Finding a very cheap Warmachine battlebox and splitting it with a friend, so now I have another game to learn! Looking forward to painting my Khador battlegroup.
some really nice (and surprisingly cheap) accessories and components from Anvil Industry, which would be very handy for someone wanting to create a pre-Heresy Space Marine army
The completely batshit insane ApORKalypse game put on by the South London Wargames people
I didn’t take many photos this year, but my esteemed colleague Steg took a bunch, and I’ve put my favourites below.
I previously posted about Grimdarking the Kibri Goppingen Church, an N-gauge Model Railroad kit which has a mythical reputation among Epic gamers. If you saw my last post, you may have seen photos of the finished model in the middle of the battlefield.
Here are some photos of the cathedral itself. It was relatively simple to paint: I sprayed it black, then sprayed it with Army Painter Uniform Grey. The roof was washed with Gryphonne Sepia and Devlan Mud, then the whole thing was drybrushed with Coat d’Arms Mid Grey. Then I picked out details such as the shutters, doors and various spikey bits.
These photos were taken with a crap camera, I will update the post with decent pics later on. For now, I’m off to London for Salute!
If you follow me on Twitter then you may have seen me live tweet a game of NetEpic played at my local gaming store, No Man’s Land. It was 6,000 points of Necrons and Squats played over a city table: I was very pleased to be able to use a load of new terrain pieces including some GameCraft fortress walls and the finally finished Kibri cathedral.
The year is 1895, and the world is in turmoil. The wondrous inventions of Charles Babbage have launched a scientific revolution that has given the world miniaturized steam engines, electric lights and motors, arc weapons, hydrogen and helium dirigibles, road trains, calculating artillery engines, and sea and land dreadnoughts. The one thing these marvellous advances have not brought is peace. Every Great Power has been jostling its rivals for resources and the latest technology.

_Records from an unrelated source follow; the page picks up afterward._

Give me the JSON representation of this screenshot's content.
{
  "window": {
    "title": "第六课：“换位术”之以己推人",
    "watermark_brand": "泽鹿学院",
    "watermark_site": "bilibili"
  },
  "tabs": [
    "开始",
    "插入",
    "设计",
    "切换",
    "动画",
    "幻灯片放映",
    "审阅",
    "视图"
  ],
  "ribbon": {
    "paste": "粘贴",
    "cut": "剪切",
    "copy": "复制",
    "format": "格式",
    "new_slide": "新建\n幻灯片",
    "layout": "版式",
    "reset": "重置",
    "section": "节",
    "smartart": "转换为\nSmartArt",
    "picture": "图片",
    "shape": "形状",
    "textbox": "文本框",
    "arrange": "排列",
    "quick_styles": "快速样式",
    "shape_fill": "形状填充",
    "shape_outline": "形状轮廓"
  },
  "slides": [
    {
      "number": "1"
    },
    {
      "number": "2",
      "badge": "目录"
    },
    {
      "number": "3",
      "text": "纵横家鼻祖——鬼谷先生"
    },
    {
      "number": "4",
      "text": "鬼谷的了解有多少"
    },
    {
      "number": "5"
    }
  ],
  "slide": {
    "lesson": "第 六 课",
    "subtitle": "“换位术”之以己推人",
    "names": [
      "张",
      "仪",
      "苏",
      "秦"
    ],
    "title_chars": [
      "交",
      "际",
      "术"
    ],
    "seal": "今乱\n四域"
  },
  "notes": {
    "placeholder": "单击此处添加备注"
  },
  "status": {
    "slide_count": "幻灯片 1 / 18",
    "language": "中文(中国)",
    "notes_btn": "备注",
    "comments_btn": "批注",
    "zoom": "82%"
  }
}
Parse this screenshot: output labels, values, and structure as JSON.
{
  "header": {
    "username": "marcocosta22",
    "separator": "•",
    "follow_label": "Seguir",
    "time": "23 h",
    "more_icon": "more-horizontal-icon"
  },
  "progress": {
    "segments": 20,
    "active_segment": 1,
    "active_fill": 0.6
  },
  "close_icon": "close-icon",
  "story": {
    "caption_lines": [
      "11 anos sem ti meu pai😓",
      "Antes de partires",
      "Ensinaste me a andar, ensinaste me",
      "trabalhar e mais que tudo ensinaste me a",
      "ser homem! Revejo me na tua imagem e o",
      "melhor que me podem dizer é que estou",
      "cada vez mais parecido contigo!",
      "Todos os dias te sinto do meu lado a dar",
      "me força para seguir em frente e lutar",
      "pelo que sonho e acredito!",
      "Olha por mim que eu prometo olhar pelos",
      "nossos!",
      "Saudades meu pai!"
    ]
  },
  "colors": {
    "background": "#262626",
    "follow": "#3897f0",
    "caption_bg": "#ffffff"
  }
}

Although there have been few open conflicts between the major powers, a state of undeclared and secret war exists between them all. Instead of traditional warfare, governments employ small, ‘adventuring companies’ to strike against their foes, raiding factories, stealing technology and artefacts, and kidnapping or rescuing persons of importance.
In Her Majesty’s Name allows players to assemble their own adventuring companies of 4 to 15 agents, and pit them against their opponents in a tabletop battle. A small game can be played on a 24” by 24” table and typically lasts about 45 minutes. Larger games can be played on any table size and tend to last 2 to 3 hours. The game has been designed to allow maximum versatility for the players – if they can imagine it, they can create it within the system. There is, however, a wealth of material in the book that covers weird science, mystical powers, and a range of pre-generated adventuring companies, including the British Explorers’ Society, the US Secret Service, the Prussian Thule Society, the Chinese Black Hand and Ancient Egyptian Cults dedicated to the restoration of the Pharaohs.
In Her Majesty’s Name is a complete game in one 64-page book. It is due out in March 2013 and will retail for £11.99/$17.95.